Directions for this task
Your answer should consist of the lines in the data below that contain "Validates".

Provided entries

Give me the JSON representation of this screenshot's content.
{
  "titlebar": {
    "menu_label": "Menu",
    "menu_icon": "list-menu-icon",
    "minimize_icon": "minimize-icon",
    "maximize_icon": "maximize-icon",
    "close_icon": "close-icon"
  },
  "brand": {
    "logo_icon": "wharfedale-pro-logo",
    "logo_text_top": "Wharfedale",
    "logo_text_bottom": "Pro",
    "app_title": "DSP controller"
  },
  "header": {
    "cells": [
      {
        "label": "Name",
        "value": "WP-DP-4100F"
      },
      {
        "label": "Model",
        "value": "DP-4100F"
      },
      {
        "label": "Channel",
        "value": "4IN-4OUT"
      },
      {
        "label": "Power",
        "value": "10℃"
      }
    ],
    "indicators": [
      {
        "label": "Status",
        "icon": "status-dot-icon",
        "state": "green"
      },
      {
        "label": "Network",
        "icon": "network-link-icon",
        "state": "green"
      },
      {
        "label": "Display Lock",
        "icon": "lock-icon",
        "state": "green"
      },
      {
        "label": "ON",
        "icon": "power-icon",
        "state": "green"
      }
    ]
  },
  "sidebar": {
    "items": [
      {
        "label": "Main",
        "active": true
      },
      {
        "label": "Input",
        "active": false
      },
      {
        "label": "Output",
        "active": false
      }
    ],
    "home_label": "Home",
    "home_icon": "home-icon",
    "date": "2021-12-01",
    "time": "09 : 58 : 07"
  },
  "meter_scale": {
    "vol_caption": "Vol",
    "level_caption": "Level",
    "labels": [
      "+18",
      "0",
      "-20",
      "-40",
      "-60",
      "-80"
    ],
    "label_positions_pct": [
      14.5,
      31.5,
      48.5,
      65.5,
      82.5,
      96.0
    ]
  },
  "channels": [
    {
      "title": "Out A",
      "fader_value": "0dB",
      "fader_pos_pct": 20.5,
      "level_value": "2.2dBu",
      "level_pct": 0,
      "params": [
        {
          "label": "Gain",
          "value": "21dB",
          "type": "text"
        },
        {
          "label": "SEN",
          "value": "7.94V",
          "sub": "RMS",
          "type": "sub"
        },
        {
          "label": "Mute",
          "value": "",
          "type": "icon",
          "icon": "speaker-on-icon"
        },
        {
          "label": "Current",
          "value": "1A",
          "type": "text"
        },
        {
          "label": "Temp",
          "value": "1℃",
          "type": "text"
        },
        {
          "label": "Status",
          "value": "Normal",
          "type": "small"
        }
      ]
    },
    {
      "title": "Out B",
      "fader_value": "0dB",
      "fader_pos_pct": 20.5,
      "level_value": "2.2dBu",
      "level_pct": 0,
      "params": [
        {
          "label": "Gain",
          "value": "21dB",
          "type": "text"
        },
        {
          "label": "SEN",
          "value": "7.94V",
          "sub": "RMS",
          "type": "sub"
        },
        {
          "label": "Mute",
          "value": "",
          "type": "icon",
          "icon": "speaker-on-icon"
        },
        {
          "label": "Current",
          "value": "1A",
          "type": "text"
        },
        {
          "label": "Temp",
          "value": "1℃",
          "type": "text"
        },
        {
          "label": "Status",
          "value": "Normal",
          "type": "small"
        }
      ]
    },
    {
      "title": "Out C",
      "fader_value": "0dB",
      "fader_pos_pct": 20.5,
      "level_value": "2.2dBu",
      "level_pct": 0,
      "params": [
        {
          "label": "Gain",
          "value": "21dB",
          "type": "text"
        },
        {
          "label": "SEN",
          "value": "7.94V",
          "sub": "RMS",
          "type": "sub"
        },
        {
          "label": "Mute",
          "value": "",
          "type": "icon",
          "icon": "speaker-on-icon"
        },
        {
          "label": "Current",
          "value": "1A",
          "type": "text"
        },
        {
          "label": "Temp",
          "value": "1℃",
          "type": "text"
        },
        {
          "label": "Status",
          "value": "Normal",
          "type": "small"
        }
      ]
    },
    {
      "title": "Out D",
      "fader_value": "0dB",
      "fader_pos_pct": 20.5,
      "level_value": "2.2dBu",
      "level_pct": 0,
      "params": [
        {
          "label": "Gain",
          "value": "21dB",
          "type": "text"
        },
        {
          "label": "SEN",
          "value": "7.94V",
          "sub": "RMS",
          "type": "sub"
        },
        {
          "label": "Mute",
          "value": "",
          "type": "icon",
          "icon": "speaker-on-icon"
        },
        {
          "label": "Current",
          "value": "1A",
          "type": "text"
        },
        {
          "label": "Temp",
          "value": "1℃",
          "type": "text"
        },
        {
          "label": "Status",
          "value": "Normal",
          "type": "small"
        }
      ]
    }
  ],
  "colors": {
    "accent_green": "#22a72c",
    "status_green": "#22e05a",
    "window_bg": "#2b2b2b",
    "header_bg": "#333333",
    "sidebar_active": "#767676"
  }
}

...

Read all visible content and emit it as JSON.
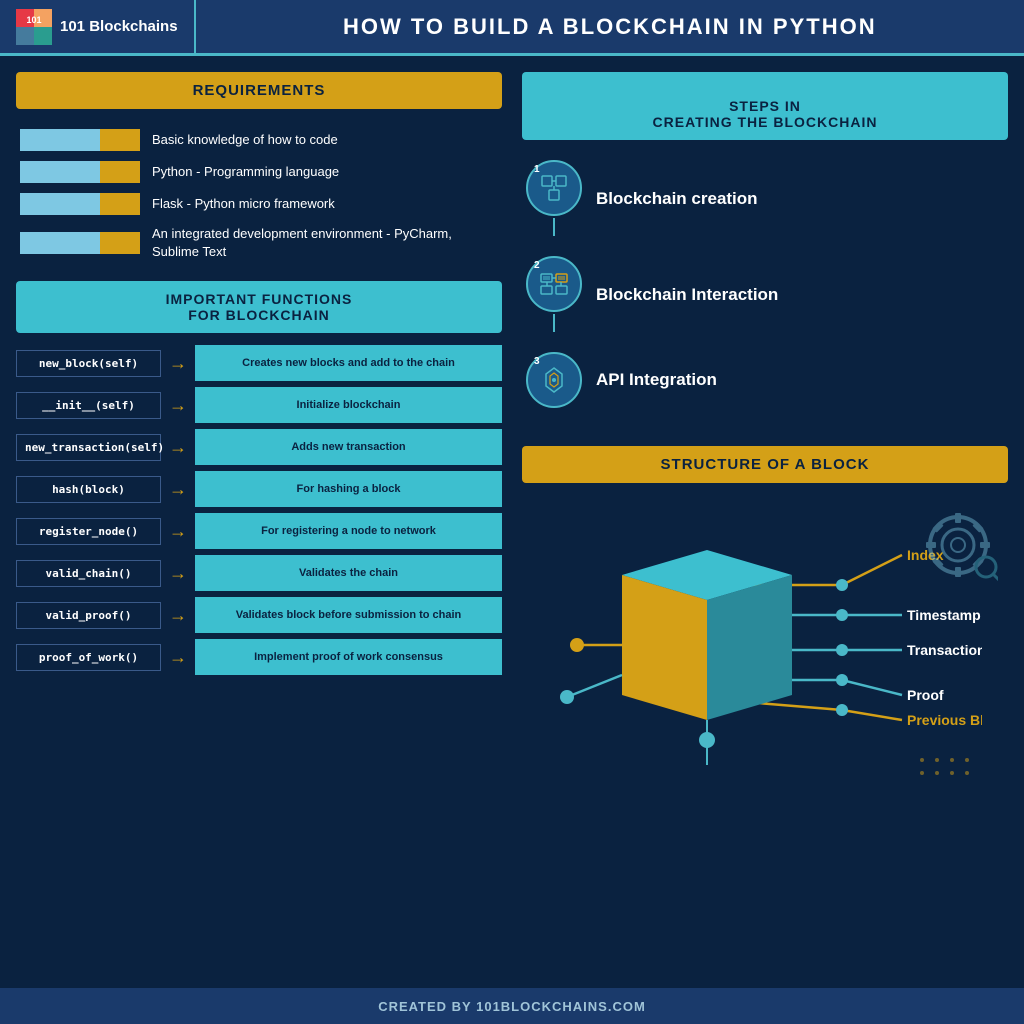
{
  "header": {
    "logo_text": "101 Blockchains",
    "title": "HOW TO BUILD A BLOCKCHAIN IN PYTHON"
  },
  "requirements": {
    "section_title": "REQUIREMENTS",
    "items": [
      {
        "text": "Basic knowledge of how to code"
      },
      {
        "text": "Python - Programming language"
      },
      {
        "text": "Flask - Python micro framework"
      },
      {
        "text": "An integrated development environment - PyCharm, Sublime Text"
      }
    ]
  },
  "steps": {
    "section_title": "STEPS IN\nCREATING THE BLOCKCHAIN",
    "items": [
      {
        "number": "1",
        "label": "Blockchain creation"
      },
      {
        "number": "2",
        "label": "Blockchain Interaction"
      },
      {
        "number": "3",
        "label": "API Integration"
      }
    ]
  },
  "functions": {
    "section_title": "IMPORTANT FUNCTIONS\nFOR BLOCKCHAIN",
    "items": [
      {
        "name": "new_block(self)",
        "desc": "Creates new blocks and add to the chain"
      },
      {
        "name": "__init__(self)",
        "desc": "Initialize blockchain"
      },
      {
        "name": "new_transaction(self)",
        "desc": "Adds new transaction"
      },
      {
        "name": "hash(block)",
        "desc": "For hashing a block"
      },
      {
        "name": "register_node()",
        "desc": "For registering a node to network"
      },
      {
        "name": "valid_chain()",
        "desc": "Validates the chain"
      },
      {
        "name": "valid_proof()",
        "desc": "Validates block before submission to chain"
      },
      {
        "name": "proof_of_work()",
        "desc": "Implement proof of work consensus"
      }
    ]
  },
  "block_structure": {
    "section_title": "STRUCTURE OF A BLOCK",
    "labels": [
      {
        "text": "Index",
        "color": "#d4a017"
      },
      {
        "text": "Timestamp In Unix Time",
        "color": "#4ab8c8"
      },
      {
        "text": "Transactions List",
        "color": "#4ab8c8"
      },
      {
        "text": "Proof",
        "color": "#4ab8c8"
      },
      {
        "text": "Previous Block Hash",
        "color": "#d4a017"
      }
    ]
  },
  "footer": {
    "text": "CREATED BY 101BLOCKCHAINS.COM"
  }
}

Answer section
        "desc": "Validates the chain"
        "desc": "Validates block before submission to chain"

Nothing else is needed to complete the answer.